“And everyone’s highlights – most of the time – are when you’re hanging out with friends, so it looks like you’re always doing it, whereas really it’s a throwback or you’re posting because you’re like ‘oh my god, I need to show that I’m out!’”
Meg says she found Instagram very helpful as a tool to reach other parents who were in the same exhausted boat as her.
“It helped me feel less lonely when it came to lack of lack of sleep or finding life difficult. If I wrote a simple question or said, ‘Hey, I’m struggling today – my house is a mess, etc,’ then I would, again, get floods of messages from people saying they felt the same way. And that really helped me – but it doesn’t help the loneliness I feel in my actual life.”

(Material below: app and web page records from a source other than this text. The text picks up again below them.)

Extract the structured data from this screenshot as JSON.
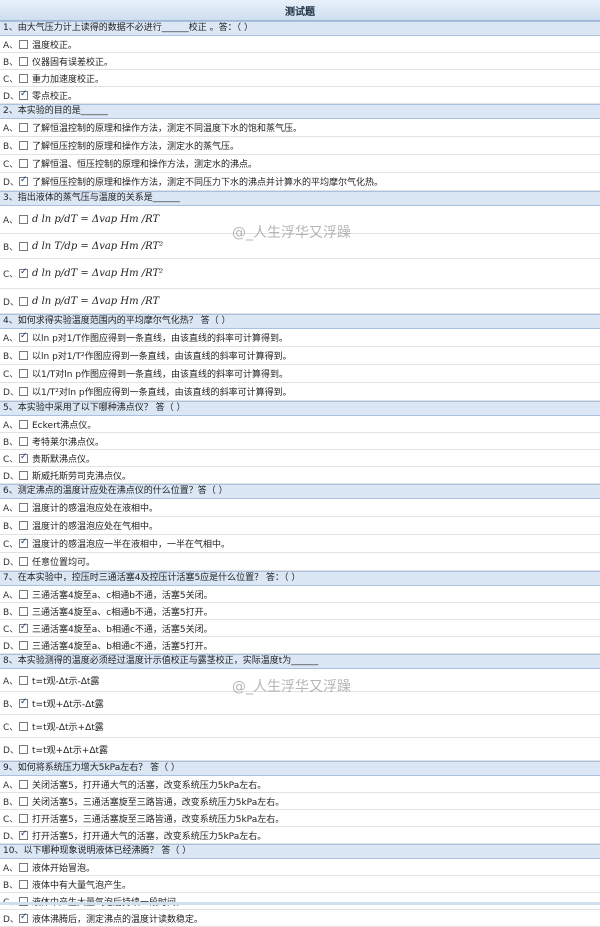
{
  "title": "测试题",
  "watermark": "@_人生浮华又浮躁",
  "questions": [
    {
      "header": "1、由大气压力计上读得的数据不必进行______校正 。答：（ ）",
      "options": [
        {
          "letter": "A、",
          "text": "温度校正。",
          "checked": false
        },
        {
          "letter": "B、",
          "text": "仪器固有误差校正。",
          "checked": false
        },
        {
          "letter": "C、",
          "text": "重力加速度校正。",
          "checked": false
        },
        {
          "letter": "D、",
          "text": "零点校正。",
          "checked": true
        }
      ]
    },
    {
      "header": "2、本实验的目的是______",
      "options": [
        {
          "letter": "A、",
          "text": "了解恒温控制的原理和操作方法，测定不同温度下水的饱和蒸气压。",
          "checked": false
        },
        {
          "letter": "B、",
          "text": "了解恒压控制的原理和操作方法，测定水的蒸气压。",
          "checked": false
        },
        {
          "letter": "C、",
          "text": "了解恒温、恒压控制的原理和操作方法，测定水的沸点。",
          "checked": false
        },
        {
          "letter": "D、",
          "text": "了解恒压控制的原理和操作方法，测定不同压力下水的沸点并计算水的平均摩尔气化热。",
          "checked": true
        }
      ]
    },
    {
      "header": "3、指出液体的蒸气压与温度的关系是______",
      "formula": true,
      "options": [
        {
          "letter": "A、",
          "text": "d ln p/dT = Δvap Hm /RT",
          "checked": false
        },
        {
          "letter": "B、",
          "text": "d ln T/dp = Δvap Hm /RT²",
          "checked": false
        },
        {
          "letter": "C、",
          "text": "d ln p/dT = Δvap Hm /RT²",
          "checked": true
        },
        {
          "letter": "D、",
          "text": "d ln p/dT = Δvap Hm /RT",
          "checked": false
        }
      ]
    },
    {
      "header": "4、如何求得实验温度范围内的平均摩尔气化热？ 答（ ）",
      "options": [
        {
          "letter": "A、",
          "text": "以ln p对1/T作图应得到一条直线，由该直线的斜率可计算得到。",
          "checked": true
        },
        {
          "letter": "B、",
          "text": "以ln p对1/T²作图应得到一条直线，由该直线的斜率可计算得到。",
          "checked": false
        },
        {
          "letter": "C、",
          "text": "以1/T对ln p作图应得到一条直线，由该直线的斜率可计算得到。",
          "checked": false
        },
        {
          "letter": "D、",
          "text": "以1/T²对ln p作图应得到一条直线，由该直线的斜率可计算得到。",
          "checked": false
        }
      ]
    },
    {
      "header": "5、本实验中采用了以下哪种沸点仪？ 答（ ）",
      "options": [
        {
          "letter": "A、",
          "text": "Eckert沸点仪。",
          "checked": false
        },
        {
          "letter": "B、",
          "text": "考特莱尔沸点仪。",
          "checked": false
        },
        {
          "letter": "C、",
          "text": "贵斯默沸点仪。",
          "checked": true
        },
        {
          "letter": "D、",
          "text": "斯威托斯劳司克沸点仪。",
          "checked": false
        }
      ]
    },
    {
      "header": "6、测定沸点的温度计应处在沸点仪的什么位置？答（ ）",
      "options": [
        {
          "letter": "A、",
          "text": "温度计的感温泡应处在液相中。",
          "checked": false
        },
        {
          "letter": "B、",
          "text": "温度计的感温泡应处在气相中。",
          "checked": false
        },
        {
          "letter": "C、",
          "text": "温度计的感温泡应一半在液相中，一半在气相中。",
          "checked": true
        },
        {
          "letter": "D、",
          "text": "任意位置均可。",
          "checked": false
        }
      ]
    },
    {
      "header": "7、在本实验中，控压时三通活塞4及控压计活塞5应是什么位置？ 答：（ ）",
      "options": [
        {
          "letter": "A、",
          "text": "三通活塞4旋至a、c相通b不通，活塞5关闭。",
          "checked": false
        },
        {
          "letter": "B、",
          "text": "三通活塞4旋至a、c相通b不通，活塞5打开。",
          "checked": false
        },
        {
          "letter": "C、",
          "text": "三通活塞4旋至a、b相通c不通，活塞5关闭。",
          "checked": true
        },
        {
          "letter": "D、",
          "text": "三通活塞4旋至a、b相通c不通，活塞5打开。",
          "checked": false
        }
      ]
    },
    {
      "header": "8、本实验测得的温度必须经过温度计示值校正与露茎校正，实际温度t为______",
      "options": [
        {
          "letter": "A、",
          "text": "t=t观-Δt示-Δt露",
          "checked": false
        },
        {
          "letter": "B、",
          "text": "t=t观+Δt示-Δt露",
          "checked": true
        },
        {
          "letter": "C、",
          "text": "t=t观-Δt示+Δt露",
          "checked": false
        },
        {
          "letter": "D、",
          "text": "t=t观+Δt示+Δt露",
          "checked": false
        }
      ]
    },
    {
      "header": "9、如何将系统压力增大5kPa左右？ 答（ ）",
      "options": [
        {
          "letter": "A、",
          "text": "关闭活塞5，打开通大气的活塞，改变系统压力5kPa左右。",
          "checked": false
        },
        {
          "letter": "B、",
          "text": "关闭活塞5，三通活塞旋至三路皆通，改变系统压力5kPa左右。",
          "checked": false
        },
        {
          "letter": "C、",
          "text": "打开活塞5，三通活塞旋至三路皆通，改变系统压力5kPa左右。",
          "checked": false
        },
        {
          "letter": "D、",
          "text": "打开活塞5，打开通大气的活塞，改变系统压力5kPa左右。",
          "checked": true
        }
      ]
    },
    {
      "header": "10、以下哪种现象说明液体已经沸腾？ 答（ ）",
      "options": [
        {
          "letter": "A、",
          "text": "液体开始冒泡。",
          "checked": false
        },
        {
          "letter": "B、",
          "text": "液体中有大量气泡产生。",
          "checked": false
        },
        {
          "letter": "C、",
          "text": "液体中产生大量气泡后持续一段时间。",
          "checked": false
        },
        {
          "letter": "D、",
          "text": "液体沸腾后，测定沸点的温度计读数稳定。",
          "checked": true
        }
      ]
    }
  ]
}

Leading with your vulnerability, rather than your fear, can be a key way of finding connection, Cathy from Loneliness NZ says, particularly in a group environment. “Ideally, if each person takes responsibility for being out of their comfort zone, and genuinely looks for the positive in the people in the group, friendships can form. It’s not always easy, but it’s a worthy goal to conquer loneliness and increase social connectedness.”

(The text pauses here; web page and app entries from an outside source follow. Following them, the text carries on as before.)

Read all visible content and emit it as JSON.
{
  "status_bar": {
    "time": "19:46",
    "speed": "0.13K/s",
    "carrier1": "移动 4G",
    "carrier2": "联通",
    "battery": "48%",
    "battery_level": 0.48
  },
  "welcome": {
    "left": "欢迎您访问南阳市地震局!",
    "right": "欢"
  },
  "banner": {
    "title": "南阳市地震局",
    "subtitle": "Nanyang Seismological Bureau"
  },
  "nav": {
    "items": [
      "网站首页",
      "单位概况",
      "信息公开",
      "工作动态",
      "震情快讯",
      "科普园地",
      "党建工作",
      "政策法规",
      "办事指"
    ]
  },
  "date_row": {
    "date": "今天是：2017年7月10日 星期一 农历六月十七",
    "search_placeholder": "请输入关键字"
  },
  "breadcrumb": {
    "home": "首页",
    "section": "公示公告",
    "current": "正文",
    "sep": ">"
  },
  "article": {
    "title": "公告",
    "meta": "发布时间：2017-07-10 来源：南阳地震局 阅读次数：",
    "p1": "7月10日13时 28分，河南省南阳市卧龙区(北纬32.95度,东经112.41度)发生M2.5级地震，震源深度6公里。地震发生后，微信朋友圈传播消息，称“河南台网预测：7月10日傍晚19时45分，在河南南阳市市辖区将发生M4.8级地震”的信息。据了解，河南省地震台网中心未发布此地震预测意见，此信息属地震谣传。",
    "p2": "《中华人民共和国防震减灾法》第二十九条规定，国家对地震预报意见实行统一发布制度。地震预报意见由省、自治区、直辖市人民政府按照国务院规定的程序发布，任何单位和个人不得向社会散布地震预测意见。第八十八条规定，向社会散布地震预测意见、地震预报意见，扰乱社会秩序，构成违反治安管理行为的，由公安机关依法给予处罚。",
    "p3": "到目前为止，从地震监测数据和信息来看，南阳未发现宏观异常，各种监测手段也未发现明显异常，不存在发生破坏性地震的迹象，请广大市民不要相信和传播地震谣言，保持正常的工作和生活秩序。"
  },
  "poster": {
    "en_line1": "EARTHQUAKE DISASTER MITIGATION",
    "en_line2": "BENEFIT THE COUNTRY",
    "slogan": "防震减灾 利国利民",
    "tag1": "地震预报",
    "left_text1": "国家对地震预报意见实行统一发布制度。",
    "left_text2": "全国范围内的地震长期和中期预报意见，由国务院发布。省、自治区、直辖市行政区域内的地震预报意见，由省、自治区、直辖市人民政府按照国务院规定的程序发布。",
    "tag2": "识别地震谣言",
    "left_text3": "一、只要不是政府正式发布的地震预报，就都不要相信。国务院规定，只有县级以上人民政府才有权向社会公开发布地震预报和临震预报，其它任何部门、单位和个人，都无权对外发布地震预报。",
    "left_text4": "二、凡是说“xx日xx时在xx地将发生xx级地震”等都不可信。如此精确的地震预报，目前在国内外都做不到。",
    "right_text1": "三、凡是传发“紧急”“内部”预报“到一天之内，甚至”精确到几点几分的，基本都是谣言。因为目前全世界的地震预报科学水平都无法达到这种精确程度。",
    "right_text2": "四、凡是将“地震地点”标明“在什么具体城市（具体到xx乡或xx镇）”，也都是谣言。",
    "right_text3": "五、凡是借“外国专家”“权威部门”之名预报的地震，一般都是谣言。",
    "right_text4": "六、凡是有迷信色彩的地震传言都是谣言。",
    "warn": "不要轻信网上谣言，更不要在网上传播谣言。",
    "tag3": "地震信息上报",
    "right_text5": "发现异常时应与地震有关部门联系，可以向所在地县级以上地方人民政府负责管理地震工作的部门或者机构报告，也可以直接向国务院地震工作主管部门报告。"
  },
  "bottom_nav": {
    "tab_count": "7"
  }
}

It was taking herself out of her comfort zone that led Meg to initially start that conversation on Instagram, to be open about the loneliness she was feeling. And it lead to a greater sense of connection – those thousands of messages from people sharing their own feelings, and the anecdotal reality that most of those who answered had between zero and two close friends. Interestingly, this is only slightly less than what Cathy says is an ideal group of close friends. “Ideally you need 3 to 5 quality friendships to act as the preventative buffer against loneliness,” she says.
‘When I realised that what I was feeling was a normal way to feel, I didn’t feel it any more.’
And it’s that knowledge that we don’t need giant social circles to feel complete but also that a lot of people are lacking in close friends that might, ironically enough, help us feel less lonely in ourselves.
“What was incredible about asking that question – and getting thousands of responses – is that I wasn’t alone in the feeling,” Meg says. “And that almost fixed it. When I realised that what I was feeling was a normal way to feel, I didn’t feel it any more. Even though the problem hadn’t gone – I still find myself with limited friends, I still think I’m lonely – the feeling of loneliness went because I knew it was normal. And if we’re all feeling this way, then it probably means that we’re all scared to ask ‘do you want to hang out,’ which means you probably could ask it, because the person you’re asking will be grateful that you’ve reached out too.”
Advice On Dealing With Loneliness
Capsule writer Sarah Lang has already written a brilliant piece on how to make friends as an adult – and it remains one of our most popular reads on the site – but if you’re looking for simple tips to get started, Cathy from Loneliness NZ Trust has some advice.
If You’re Feeling Lonely…
“When we are hungry and thirsty, we need to find what’s good for us and steer clear of what’s harmful or poisonous. When we are looking for social connections, we need to do the same. Find those people that are good for us, and steer clear of those that are bad for us. So we are looking for the people we can trust, who we can share with, who we can work together with. We all should mutually benefit – together making a good team. When choosing people to be with, we want to avoid those people who manipulate us or exploit our feelings. We cannot have good social connectedness with toxic people.”
If You’re Worried About Someone Else Feeling Lonely…
“The most important thing is to not assume. People share more in an environment when they feel it’s safe. Simply talk and listen to them. When you have built up enough trust, ask with compassion how they are managing each day. Try to understand what their world is like for them without rushing to fix their situation. We aren’t looking to compare ourselves directly with them. However, if you can genuinely share how you have felt at times when you experienced loneliness, that might help them identify with you more; which leads to more conversation.”